Country's prime minister says S$19 billion (US$13.18 billion) will be invested over five years to spur "research, innovation, and enterprise activities", which is 18 percent up from previous funds allocation.

The Singapore government has pledged S$19 billion (US$13.18 billion) towards supporting research and development efforts aimed at driving the country's economic growth.

Spread over five years until 2020, the funds would facilitate research that leverage science and technology to address national challenges as well as develop local business capabilities, said Singapore's prime minister Lee Hsien Loong, who is also chairman of the Research, Innovation, and Enterprise Council (RIEC). Cabinet ministers and global science and tech leaders sit on the council.

The S$19 billion is 18 percent more than the S$16.1 billion set aside between 2011 and 2015, according to RIEC.

Lee said at the announcement that the new funds allocation would contribute significantly to the local economy, creating opportunities and jobs, as well as support national initiatives such as smart nation and SkillsFuture. "And it helps our workers thrive amidst technological changes and globalisation," the prime minister said, adding that the R&D efforts also would help Singapore's urban landscape evolve to become more sustainable.

During the five-year roadmap, the National Research Foundation (NRF)--which manages the fund--will aim to tap technology in which Singapore already has a competitive edge as well as develop capabilities in others that it will require.
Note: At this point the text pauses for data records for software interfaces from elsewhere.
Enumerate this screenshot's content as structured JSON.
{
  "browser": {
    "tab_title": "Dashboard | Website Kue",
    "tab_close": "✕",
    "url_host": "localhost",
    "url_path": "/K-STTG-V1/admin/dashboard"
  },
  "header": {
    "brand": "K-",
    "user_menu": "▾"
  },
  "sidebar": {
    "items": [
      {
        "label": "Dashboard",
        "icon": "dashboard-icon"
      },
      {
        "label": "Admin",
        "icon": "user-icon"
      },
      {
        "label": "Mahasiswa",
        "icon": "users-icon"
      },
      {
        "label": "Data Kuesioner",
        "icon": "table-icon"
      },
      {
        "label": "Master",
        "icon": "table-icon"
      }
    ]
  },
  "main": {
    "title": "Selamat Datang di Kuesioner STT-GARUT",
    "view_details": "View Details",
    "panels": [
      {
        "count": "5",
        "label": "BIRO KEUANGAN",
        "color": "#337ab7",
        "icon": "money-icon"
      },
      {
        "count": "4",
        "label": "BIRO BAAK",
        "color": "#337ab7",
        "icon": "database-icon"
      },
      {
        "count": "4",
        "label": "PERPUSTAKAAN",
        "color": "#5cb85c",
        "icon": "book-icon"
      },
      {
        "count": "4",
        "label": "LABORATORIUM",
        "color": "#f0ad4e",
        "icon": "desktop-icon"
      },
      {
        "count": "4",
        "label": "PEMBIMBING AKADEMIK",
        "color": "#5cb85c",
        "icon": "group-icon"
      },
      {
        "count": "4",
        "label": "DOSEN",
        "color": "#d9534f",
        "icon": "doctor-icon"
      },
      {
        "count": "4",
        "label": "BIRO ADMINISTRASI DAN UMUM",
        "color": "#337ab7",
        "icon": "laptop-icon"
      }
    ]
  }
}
"We will build on the investments made to-date, and sharpen our focus on growing private-sector R&D capabilities and nurturing high growth innovative enterprises that leverage technology, to turn these investments into products, services, and solutions that create better economic and societal outcomes for Singaporeans," NRF said.

Focus areas under the new five-year plan include advanced manufacturing and engineering, health and biomedical sciences, services and digital economy, as well as urban living and sustainability.


You have been successfully signed up. To sign up for more newsletters or to manage your account, visit the Newsletter Subscription Center.
Subscription failed.
See All
See All